Industrial High School is a small successful school that currently has a PLC by name, not by definition.
During our PLC meetings the assistant principal was present. We discussed student issues, EOC’s, and technology needs.
Rather that sacrifice our meeting time for activity conflict which occur frequently, we need to create a set block of time for the PLC meetings. We also need to make sure that every faculty member is designated a team so that all of IHS’ teachers can share in the vision.
We currently only assess our students knowledge with the TAKS test. We need to select a national test and use the results to guide student learning from those results. Yes our TAKS results are fantastic, but TAKS is a minimum skills test and our students have the capability to achieve much more.
We have some excellent teachers on our faculty that we can learn a lot from. We can share teaching strategies via PLC and shadowing. If we find an area in which we are weak, we can implement some professional development activities to address those issues. One area in particular is helping “at risk” students learn.
By reshaping our PLC to be effective in addressing student needs and campus/district goals we can ensure that we meet the needs of ALL of IHS’ students.
About IHS 2A school 390 students 26 teachers 1 principal and 1 half-time assistant principal 2010 projected rating= Exemplary 2009 rating= Recognized Rural
Current PLC TEAM 4 Teams x 4 members on each team= 16 26 teachers on campus?????? Teams meet one day out of the week for 45 minutes as long as there is not a schedule conflict. Estimated number of times teams met during the 2009-2010 school year=15 Discussion topics included: technology needs, new EOC’s, student missing work and failures
Definition of a PLC A professional learning community model is a powerful way of working together that profoundly affects the practice of schooling. It requires the school staff to focus on learning rather than teaching, working collaboratively on matters related to learning, and hold itself accountable for the kinds of results that fuel continual improvement. --Richard DuFour
Our improved PLC Plan Goal Number 1: Create a permanent planning period for PLCs to meet. Ensure that all teachers are assigned to a PLC team. Develop a shared vision amongst our team to improve “our” students learning.
Improvement Plan continued Assess our students by using a nationally accredited test such as the SAT or ACT to determine student needs. Use test results to guide curriculum and instruction. Encourage principal to attend meetings. Engage all members in ongoing dialogue during the meeting. Encourage teachers to conduct research that will better server their students.
Improvement continued Encourage teachers to shadow each other in the classroom and share what they learned that can improve the teaching of both the observer and the teacher.

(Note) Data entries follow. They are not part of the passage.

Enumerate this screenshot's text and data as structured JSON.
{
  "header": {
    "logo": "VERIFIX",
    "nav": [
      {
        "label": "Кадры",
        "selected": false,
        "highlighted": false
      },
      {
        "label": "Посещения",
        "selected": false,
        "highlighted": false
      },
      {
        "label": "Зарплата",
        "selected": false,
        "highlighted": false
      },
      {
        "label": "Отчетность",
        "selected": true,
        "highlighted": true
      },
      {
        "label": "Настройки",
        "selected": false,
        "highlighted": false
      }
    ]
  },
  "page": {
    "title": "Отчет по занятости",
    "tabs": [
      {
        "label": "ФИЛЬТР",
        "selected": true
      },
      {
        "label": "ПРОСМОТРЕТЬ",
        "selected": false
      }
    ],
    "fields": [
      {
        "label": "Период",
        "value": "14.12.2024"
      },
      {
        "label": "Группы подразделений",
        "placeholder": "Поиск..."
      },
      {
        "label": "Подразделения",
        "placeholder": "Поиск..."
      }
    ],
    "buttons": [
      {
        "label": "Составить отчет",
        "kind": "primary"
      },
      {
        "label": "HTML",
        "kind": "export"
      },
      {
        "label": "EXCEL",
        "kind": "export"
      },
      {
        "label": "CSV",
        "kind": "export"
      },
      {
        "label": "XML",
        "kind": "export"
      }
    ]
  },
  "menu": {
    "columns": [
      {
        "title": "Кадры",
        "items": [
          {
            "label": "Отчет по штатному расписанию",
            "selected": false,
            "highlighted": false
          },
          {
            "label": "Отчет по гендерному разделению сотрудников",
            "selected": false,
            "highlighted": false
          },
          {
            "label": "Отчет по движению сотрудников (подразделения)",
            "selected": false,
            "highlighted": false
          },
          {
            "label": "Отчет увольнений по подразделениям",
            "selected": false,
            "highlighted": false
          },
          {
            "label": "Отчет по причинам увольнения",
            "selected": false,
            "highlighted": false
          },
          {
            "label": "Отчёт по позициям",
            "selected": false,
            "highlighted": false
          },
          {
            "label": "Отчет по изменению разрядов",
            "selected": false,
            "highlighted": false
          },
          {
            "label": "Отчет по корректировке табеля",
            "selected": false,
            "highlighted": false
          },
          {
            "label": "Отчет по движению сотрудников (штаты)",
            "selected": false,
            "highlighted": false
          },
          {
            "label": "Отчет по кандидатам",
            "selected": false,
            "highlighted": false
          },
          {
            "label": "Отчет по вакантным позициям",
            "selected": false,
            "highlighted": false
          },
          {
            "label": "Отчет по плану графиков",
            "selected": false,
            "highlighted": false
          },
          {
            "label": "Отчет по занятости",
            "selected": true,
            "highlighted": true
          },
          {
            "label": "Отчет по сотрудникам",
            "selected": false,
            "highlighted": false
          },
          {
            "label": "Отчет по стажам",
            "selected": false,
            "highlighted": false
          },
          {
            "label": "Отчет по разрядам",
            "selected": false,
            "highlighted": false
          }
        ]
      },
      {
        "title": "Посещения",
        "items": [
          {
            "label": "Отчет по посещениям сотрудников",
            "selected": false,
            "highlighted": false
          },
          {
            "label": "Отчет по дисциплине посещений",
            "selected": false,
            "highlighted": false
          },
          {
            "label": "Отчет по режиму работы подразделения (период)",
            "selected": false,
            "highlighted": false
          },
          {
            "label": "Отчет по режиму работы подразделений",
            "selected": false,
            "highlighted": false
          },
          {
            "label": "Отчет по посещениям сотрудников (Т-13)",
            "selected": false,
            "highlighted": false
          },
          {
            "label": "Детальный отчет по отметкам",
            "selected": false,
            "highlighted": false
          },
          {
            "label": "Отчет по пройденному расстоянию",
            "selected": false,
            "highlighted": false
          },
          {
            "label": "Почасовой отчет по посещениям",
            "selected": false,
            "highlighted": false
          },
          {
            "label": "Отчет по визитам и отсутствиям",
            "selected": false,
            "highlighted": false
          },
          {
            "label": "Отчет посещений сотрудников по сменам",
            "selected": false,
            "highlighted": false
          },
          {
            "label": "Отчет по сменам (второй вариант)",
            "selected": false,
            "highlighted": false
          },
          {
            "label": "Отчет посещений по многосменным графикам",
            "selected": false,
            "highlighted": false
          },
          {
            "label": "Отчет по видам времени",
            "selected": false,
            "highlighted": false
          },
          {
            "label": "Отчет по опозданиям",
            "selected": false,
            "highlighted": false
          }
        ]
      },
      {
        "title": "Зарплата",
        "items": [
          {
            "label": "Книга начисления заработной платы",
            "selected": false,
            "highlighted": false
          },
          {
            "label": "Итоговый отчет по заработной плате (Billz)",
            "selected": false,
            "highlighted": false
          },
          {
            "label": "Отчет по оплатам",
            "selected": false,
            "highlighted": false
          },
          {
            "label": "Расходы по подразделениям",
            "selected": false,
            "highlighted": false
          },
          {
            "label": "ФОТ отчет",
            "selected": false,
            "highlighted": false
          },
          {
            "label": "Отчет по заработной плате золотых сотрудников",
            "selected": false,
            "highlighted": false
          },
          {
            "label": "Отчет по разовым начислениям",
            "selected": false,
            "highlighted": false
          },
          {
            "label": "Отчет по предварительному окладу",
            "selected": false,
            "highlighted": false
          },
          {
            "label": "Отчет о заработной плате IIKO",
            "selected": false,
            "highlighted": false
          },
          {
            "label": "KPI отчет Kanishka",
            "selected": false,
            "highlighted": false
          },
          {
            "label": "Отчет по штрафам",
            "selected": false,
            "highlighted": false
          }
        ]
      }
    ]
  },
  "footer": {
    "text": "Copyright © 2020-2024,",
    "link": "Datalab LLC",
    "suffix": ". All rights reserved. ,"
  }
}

Discuss possible needs for professional development activities. Allow time in PLC to examine student work so that we can determine how to address student needs and adjust instruction.
Curriculum Needs Currently IHS has a zero percent dropout rate. Data shows that we have several students who are “at risk”. If we are going to keep our tradition of having a zero percent dropout rate we need to focus on meeting the needs of the “at risk” students.
Steps to address “At Risk” Step one: test students to determine their achievement level. Step two: develop a plan to address student learning deficiencies.
Steps continued Step three: Create PLC sessions to allow team members to share researched strategies that address teaching “at risk” students. Step four: After teachers have implemented researched strategies, they will assess students and determine growth in student learning.
District/school goals PLC’s are a great place to ensure that campus and district goals are carried out. Our current PLC meetings only address 1 or two of our campus/district goals. We shall designate PLC meeting sessions to focus on each specific goal.
Why make the changes? Our school currently teaches to the middle and upper levels of students. Our student populations are changing—this is evident in our enrollment at the elementary and junior high level. If we do not make changes to address the needs of our “at risk” student, our drop out rate will become existent rather than non-existent.